Every line of the entries below that mentions "indent" is to be copied out.

(Stored data)
-------------------------
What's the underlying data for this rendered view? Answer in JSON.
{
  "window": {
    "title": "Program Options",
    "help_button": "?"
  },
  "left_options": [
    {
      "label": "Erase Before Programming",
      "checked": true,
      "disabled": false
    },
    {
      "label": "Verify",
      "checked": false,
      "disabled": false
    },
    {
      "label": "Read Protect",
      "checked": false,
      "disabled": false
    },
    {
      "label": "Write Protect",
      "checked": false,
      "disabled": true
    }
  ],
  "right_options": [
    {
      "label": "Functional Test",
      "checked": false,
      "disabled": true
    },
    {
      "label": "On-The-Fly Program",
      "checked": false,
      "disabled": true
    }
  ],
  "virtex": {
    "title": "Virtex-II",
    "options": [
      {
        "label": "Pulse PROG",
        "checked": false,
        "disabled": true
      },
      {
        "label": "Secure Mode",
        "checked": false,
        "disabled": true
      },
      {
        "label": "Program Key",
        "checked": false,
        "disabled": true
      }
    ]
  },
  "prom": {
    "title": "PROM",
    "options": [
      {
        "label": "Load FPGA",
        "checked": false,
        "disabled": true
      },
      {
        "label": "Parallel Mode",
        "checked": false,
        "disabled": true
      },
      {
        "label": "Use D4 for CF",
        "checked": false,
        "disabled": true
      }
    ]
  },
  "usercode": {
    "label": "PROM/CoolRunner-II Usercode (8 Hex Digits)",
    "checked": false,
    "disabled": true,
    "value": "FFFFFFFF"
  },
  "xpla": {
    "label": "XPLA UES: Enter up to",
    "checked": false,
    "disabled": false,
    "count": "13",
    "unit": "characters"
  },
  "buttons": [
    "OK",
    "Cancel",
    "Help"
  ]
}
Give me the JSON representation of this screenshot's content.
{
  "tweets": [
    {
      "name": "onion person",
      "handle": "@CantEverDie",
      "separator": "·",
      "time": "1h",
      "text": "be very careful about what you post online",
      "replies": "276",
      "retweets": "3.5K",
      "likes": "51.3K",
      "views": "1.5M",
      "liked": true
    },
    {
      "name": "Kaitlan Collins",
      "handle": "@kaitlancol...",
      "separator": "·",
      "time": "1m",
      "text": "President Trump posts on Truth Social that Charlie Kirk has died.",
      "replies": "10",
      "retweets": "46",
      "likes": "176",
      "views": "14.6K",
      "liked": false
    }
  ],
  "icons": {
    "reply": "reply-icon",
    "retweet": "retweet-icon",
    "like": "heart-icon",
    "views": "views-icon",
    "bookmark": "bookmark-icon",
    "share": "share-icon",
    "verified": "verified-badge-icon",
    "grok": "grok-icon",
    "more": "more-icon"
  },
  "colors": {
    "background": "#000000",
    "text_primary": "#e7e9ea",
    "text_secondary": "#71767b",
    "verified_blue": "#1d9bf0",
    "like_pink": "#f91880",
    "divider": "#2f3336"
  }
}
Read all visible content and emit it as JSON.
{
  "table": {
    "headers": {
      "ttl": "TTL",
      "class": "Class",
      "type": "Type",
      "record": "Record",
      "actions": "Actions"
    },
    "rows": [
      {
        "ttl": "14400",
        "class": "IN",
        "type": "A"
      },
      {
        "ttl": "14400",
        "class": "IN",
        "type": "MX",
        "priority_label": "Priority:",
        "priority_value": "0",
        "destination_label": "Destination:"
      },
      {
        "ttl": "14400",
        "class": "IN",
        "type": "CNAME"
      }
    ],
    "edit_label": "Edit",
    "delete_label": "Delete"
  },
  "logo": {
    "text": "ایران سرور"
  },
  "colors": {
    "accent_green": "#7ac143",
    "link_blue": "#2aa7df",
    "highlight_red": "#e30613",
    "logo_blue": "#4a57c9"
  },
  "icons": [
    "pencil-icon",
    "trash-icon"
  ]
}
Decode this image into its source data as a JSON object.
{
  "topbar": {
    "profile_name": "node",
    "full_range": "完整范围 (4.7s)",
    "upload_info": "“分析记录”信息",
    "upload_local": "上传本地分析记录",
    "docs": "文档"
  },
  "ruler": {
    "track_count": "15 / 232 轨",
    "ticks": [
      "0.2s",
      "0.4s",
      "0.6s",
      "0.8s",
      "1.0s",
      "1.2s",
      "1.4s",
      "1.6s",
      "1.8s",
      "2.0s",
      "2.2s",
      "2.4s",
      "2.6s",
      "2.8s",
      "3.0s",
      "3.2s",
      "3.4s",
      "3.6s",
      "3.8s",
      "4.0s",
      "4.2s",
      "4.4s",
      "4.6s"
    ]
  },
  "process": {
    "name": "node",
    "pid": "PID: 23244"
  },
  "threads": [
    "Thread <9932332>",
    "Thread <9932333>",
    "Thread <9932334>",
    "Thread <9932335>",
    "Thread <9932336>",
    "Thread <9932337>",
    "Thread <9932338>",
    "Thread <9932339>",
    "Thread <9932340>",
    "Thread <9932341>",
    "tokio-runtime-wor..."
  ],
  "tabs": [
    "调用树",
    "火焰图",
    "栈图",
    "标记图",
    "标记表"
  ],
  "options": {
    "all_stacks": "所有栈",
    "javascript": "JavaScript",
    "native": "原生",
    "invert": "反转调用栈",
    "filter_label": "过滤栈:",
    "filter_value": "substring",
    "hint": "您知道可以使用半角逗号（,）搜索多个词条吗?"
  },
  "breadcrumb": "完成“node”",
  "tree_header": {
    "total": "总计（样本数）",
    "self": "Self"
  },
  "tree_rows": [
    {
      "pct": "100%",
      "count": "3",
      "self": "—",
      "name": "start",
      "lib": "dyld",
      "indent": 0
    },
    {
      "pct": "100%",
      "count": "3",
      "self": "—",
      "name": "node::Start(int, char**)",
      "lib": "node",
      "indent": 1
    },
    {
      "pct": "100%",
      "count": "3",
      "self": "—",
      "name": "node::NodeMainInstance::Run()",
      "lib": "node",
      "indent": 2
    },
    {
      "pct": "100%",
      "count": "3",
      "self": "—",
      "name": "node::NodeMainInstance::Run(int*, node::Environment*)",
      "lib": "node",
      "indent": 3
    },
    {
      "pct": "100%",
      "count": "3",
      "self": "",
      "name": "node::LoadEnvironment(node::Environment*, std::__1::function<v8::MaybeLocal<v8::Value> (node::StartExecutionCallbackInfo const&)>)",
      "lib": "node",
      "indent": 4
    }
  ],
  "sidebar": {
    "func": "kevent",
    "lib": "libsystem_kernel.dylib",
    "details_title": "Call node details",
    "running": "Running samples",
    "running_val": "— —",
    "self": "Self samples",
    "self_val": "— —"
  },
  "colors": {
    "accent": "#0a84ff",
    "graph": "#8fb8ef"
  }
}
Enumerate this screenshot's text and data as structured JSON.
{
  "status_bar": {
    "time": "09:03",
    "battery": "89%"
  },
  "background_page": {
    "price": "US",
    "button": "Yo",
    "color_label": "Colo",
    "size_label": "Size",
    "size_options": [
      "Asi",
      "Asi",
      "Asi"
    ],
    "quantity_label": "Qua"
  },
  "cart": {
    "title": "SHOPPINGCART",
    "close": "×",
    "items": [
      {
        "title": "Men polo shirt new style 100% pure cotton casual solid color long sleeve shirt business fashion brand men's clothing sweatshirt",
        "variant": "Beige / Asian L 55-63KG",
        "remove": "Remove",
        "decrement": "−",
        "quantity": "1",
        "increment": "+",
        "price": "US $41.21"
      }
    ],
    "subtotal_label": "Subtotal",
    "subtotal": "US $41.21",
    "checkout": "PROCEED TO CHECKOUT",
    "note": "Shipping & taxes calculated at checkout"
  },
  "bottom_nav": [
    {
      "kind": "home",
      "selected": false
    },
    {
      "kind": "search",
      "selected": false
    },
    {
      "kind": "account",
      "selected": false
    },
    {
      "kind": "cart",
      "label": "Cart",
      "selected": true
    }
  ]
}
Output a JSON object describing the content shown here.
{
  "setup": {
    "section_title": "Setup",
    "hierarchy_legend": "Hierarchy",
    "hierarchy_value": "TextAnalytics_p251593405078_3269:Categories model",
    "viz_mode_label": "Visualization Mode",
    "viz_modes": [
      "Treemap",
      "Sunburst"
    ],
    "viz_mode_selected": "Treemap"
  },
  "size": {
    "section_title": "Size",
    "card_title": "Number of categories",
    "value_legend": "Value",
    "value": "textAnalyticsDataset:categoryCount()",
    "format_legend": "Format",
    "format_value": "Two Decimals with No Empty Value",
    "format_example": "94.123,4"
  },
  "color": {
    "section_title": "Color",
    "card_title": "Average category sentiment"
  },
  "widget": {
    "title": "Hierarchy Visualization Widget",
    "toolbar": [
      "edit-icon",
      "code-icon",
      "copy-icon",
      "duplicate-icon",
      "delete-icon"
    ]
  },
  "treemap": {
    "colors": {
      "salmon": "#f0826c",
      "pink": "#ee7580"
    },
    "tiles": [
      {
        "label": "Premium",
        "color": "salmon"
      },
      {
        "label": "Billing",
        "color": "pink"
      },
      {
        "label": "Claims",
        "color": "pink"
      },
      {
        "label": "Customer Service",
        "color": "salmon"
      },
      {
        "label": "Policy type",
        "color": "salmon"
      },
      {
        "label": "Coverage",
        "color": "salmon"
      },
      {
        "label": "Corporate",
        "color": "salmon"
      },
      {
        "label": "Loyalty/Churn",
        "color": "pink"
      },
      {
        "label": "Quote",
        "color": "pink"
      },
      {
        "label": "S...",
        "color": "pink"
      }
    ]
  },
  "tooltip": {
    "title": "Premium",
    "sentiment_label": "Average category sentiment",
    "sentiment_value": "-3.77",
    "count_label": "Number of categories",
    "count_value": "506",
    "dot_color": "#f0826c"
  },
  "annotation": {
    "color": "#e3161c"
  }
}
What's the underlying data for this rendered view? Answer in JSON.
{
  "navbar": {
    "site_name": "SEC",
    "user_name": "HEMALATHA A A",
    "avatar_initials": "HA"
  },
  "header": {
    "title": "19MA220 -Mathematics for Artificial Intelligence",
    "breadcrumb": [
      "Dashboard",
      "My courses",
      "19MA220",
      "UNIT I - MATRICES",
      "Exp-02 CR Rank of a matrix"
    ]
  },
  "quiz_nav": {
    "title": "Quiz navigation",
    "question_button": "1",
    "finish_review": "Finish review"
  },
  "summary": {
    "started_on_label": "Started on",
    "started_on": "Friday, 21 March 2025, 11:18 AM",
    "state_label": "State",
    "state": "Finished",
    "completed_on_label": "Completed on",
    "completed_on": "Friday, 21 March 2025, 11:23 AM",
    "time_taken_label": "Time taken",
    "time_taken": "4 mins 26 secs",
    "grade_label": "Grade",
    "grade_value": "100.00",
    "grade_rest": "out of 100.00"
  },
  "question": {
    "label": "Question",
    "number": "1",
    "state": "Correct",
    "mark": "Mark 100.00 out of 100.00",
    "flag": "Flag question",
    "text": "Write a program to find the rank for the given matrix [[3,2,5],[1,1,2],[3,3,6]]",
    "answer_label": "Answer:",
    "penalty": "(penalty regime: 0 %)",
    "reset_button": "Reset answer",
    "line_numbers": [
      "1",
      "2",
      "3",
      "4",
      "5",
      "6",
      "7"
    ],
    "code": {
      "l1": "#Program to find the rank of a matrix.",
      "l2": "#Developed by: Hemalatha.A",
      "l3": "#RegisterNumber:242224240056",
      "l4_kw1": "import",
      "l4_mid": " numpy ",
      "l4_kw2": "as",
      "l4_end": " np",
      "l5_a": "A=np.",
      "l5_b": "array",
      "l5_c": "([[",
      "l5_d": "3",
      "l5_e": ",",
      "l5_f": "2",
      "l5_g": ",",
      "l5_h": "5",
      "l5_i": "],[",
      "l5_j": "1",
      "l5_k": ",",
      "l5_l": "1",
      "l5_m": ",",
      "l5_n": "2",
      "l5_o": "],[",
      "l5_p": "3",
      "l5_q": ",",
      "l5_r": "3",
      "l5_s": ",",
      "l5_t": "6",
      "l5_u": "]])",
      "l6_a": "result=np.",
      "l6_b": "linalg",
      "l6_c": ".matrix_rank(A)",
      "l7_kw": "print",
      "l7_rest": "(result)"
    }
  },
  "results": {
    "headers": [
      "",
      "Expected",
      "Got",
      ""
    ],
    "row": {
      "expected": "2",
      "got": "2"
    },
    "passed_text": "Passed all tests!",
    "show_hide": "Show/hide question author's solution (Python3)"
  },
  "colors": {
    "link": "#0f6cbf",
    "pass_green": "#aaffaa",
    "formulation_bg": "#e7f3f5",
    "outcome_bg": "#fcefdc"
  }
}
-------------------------
**EXERCISE SOLUTION**
      "indent": 0
      "indent": 1
      "indent": 2
      "indent": 3
      "indent": 4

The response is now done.